A variety of small theaters and halls devoted to what are usually categorized as entertainments rather than fine arts also materialized in Paris during the Age of Revolution. Intricate automata and seamless illusions were contrived for the amusement of eighteenth-century princely courts, but the golden age of stage magic had as its setting first rented exhibition halls and then performer-designed and -owned theaters for the public, such as the Théâtre des Jeunes-Acteurs of Comte, the Palais des Prestiges of Phi-lippe, and the Théâtre Robert-Houdin.
In many cases, the publicization of an activity encouraged a separation of people into performers and spectators or, where that separation already existed, encouraged a widening of it. For example, when chess was taken from private residences into cafés, the best players gradually attracted other café-goers around their tables, turning the players into performers and the others into spectators. In contrast to chess, music had a long history of being played in front of an audience. Still, the distance between the musician and his audience increased with the migration of concerts from aristocratic salons to concert halls: The musician climbed onto a stage; the occasion rigidified into a formally structured event; the audience lapsed into passivity.

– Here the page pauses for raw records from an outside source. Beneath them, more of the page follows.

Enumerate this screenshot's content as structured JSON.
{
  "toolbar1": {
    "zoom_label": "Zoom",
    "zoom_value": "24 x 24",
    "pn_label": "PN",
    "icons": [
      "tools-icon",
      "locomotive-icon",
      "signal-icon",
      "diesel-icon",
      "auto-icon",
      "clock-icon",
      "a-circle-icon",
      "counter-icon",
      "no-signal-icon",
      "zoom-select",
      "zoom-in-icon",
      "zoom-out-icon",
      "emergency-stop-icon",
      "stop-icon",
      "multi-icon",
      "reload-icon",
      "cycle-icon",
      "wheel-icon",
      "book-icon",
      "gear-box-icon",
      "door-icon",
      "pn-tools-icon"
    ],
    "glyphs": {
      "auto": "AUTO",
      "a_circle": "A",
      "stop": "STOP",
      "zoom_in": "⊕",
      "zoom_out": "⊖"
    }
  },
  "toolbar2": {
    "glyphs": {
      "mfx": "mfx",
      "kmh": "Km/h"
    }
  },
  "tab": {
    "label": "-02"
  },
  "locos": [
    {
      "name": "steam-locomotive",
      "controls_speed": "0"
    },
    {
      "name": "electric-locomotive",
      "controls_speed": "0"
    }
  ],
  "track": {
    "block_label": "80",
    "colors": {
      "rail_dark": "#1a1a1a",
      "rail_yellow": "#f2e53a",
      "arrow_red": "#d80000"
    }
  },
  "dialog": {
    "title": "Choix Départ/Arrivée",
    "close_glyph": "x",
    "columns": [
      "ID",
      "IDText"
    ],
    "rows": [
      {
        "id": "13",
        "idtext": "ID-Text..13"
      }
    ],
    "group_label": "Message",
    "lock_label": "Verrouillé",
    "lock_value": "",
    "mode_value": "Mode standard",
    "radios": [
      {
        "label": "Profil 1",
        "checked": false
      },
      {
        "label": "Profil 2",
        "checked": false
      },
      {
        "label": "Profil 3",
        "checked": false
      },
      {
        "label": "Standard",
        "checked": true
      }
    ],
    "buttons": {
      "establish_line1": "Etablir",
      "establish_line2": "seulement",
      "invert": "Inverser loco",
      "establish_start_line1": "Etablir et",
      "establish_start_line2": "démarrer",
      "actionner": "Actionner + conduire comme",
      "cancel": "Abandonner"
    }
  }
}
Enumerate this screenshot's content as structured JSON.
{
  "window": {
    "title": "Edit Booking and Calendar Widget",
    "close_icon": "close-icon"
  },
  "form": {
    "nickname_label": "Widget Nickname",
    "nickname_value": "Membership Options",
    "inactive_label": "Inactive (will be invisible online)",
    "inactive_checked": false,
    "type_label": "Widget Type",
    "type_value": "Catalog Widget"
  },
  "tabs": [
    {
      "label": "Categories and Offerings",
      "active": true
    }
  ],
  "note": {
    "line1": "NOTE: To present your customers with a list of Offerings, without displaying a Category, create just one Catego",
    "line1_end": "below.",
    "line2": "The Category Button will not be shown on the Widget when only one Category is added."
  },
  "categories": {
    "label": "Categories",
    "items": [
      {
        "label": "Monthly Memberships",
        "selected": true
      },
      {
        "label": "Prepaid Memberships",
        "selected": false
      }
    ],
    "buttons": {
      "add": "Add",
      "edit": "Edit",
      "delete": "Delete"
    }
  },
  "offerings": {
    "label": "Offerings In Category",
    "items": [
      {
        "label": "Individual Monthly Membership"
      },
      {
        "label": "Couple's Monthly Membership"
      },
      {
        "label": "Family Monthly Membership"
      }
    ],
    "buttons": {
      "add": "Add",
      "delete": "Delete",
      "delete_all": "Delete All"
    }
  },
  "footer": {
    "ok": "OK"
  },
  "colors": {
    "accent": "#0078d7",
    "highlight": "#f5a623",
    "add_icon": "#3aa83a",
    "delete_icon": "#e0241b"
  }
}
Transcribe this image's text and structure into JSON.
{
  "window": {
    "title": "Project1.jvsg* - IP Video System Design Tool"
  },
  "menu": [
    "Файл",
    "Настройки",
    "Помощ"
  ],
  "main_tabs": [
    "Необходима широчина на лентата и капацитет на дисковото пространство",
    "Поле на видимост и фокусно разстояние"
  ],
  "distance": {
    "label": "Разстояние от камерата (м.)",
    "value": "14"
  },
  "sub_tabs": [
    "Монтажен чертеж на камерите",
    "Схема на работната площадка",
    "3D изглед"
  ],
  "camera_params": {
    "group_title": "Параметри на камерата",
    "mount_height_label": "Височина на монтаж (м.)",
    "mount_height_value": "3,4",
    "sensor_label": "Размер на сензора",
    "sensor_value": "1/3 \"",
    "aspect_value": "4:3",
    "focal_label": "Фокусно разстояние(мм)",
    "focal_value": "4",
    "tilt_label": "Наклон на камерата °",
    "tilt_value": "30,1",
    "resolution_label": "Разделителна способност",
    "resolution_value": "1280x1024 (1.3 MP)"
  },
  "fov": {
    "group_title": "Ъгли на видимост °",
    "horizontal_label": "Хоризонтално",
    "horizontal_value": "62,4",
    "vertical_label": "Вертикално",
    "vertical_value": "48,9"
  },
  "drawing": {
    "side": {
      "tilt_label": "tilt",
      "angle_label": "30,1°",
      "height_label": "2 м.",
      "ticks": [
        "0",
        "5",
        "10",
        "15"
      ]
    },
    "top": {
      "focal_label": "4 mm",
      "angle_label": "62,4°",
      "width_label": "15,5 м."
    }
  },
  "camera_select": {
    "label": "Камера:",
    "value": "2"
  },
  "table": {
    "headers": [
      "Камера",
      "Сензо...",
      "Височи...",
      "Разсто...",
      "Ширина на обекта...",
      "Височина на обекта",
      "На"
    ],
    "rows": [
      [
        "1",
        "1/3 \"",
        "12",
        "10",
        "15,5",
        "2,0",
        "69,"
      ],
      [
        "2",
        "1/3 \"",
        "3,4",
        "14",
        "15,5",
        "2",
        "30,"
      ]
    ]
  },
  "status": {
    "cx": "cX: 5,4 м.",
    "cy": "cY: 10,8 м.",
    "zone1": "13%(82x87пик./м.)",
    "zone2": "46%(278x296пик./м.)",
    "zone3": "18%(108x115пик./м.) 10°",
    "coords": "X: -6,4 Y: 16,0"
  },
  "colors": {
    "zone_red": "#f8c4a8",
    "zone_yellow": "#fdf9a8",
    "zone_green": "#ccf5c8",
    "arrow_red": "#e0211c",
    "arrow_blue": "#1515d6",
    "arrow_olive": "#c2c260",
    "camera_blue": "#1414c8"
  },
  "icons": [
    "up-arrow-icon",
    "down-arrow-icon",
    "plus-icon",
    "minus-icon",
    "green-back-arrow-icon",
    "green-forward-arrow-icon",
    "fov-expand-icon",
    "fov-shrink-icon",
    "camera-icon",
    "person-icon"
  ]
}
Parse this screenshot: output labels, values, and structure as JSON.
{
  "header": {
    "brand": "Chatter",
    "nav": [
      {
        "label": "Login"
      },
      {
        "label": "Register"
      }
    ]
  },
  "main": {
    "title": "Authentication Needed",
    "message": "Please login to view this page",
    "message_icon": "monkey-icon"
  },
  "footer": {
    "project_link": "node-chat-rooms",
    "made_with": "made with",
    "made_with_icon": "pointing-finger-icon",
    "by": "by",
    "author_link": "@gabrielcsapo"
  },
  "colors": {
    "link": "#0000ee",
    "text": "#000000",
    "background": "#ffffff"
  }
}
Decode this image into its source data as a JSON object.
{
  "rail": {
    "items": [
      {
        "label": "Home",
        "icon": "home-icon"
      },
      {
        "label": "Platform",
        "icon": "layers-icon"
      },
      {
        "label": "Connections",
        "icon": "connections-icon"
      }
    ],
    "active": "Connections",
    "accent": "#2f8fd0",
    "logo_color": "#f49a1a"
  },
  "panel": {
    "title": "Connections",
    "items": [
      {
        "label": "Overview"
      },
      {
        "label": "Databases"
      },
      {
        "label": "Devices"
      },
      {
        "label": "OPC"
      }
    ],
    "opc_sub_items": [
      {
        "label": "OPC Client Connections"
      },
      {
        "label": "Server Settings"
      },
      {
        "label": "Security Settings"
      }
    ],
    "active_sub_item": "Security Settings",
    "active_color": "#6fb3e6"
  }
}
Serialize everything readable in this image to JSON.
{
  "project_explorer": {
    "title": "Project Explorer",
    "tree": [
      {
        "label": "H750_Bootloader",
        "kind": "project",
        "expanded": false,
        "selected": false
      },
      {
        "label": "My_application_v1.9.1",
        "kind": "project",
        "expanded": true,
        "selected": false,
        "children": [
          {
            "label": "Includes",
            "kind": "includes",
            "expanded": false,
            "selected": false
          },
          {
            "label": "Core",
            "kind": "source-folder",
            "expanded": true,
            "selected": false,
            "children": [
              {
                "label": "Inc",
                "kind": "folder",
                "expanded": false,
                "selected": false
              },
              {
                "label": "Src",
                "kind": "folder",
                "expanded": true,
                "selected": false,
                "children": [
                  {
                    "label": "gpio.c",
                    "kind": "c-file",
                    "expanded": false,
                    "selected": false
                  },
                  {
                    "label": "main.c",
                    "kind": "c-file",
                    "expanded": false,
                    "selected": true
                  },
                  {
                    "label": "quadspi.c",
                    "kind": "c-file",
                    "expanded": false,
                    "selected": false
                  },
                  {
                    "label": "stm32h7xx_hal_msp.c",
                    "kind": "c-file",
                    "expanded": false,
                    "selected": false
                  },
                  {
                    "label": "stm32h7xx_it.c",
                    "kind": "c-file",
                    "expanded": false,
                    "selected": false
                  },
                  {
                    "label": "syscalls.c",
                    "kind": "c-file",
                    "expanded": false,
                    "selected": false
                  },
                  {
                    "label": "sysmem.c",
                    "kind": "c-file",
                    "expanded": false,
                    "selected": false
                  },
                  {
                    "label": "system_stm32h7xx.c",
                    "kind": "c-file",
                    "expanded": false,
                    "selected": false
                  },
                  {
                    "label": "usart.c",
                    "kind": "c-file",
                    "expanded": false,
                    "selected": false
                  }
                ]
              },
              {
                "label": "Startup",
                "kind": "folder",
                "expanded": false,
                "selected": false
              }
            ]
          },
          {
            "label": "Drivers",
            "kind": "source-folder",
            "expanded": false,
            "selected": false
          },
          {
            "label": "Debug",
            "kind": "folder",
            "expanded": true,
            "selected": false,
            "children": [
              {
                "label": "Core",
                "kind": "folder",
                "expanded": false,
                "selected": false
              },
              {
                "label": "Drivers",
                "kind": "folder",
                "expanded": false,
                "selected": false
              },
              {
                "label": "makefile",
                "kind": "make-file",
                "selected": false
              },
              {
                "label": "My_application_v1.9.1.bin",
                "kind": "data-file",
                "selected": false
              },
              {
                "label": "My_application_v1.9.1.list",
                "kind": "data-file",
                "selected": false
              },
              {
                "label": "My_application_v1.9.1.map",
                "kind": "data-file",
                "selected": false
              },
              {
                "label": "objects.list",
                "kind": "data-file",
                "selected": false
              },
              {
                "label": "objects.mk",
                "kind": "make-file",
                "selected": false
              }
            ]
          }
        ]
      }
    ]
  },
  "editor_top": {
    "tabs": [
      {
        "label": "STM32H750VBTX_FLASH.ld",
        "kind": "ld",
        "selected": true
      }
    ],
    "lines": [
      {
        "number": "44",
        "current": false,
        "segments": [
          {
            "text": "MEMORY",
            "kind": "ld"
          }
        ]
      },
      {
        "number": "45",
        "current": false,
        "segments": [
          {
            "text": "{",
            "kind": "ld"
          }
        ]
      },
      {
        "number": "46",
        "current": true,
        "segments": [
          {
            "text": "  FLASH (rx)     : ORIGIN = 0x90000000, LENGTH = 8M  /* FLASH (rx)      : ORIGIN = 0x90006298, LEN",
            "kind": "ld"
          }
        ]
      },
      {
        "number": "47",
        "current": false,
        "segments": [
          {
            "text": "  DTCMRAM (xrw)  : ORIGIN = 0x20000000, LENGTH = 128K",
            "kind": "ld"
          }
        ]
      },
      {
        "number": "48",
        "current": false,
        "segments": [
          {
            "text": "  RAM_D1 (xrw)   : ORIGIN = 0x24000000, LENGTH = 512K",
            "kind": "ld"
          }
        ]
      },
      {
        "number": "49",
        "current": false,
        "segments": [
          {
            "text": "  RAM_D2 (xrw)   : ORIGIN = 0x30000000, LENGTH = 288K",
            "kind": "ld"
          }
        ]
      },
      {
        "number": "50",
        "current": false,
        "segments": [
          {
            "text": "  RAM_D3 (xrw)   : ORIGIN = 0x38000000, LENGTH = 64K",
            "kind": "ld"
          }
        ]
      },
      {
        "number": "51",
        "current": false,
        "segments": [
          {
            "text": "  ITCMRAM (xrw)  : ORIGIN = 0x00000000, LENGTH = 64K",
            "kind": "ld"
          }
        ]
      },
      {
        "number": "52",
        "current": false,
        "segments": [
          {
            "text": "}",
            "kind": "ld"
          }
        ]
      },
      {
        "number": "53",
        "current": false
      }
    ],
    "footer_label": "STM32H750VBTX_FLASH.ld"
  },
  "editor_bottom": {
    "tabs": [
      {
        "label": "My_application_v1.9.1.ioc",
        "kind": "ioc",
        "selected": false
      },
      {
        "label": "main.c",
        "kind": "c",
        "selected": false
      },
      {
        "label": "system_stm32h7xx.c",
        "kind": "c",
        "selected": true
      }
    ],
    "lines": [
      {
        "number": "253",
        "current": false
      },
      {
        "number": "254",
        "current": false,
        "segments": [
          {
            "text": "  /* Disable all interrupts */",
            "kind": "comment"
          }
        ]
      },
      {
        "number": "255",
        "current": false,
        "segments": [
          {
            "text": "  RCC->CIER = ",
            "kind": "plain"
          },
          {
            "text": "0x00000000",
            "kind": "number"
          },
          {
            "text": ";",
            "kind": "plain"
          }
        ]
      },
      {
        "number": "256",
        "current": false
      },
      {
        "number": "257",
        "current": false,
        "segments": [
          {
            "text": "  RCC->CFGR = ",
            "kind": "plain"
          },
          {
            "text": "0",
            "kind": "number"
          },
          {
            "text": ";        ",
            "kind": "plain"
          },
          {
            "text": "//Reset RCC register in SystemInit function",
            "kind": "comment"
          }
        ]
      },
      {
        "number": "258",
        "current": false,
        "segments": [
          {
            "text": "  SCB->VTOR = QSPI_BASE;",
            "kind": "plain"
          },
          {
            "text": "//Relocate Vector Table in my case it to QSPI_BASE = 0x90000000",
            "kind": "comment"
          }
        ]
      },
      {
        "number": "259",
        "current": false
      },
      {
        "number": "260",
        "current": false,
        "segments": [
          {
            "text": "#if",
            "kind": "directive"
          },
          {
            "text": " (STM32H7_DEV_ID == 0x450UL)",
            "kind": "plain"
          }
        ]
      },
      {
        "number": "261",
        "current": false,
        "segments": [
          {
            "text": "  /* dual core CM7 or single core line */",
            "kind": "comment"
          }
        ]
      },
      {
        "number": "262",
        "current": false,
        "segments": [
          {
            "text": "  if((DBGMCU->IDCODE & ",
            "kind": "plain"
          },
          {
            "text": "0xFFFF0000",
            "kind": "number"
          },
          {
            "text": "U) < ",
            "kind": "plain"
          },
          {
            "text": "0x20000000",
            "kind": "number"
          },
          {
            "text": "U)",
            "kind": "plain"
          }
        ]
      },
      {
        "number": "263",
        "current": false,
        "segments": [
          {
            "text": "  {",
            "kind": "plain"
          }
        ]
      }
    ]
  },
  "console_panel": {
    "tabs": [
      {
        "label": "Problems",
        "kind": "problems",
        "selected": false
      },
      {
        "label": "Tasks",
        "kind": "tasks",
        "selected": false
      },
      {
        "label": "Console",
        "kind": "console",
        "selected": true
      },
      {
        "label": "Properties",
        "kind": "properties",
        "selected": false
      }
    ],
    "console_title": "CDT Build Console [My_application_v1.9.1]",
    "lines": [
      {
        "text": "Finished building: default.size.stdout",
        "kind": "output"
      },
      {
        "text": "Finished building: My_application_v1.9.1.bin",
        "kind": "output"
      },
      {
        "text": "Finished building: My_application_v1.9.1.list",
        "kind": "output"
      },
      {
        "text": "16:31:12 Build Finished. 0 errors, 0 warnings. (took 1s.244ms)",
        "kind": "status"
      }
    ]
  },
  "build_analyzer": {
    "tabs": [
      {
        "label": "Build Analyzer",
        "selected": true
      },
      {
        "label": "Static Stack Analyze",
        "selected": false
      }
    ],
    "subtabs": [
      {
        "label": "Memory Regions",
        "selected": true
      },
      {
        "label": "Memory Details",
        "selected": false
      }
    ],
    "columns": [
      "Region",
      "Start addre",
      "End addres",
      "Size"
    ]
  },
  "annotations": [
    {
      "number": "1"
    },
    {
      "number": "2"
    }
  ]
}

On the one hand, the publicization of political and economic life, culminating in the Revolution, favored the elimination of privileges and con-sequently the amalgamation of privileged and unprivileged people into a single group. On the other hand, publicization also favored the separation of people into performers and spectators, two distinct groups. And the performers, at least the most successful among them, eventually acquired a disproportionate share of wealth and power and thus became a new privileged elite. But neither wealth nor power was the basis of the privileges of the new elite’s membership. Rather their wealth, like the wealth of the new society’s entrepreneurs, and their power, like the power of the new society’s politicians, derived from their ability to please the public.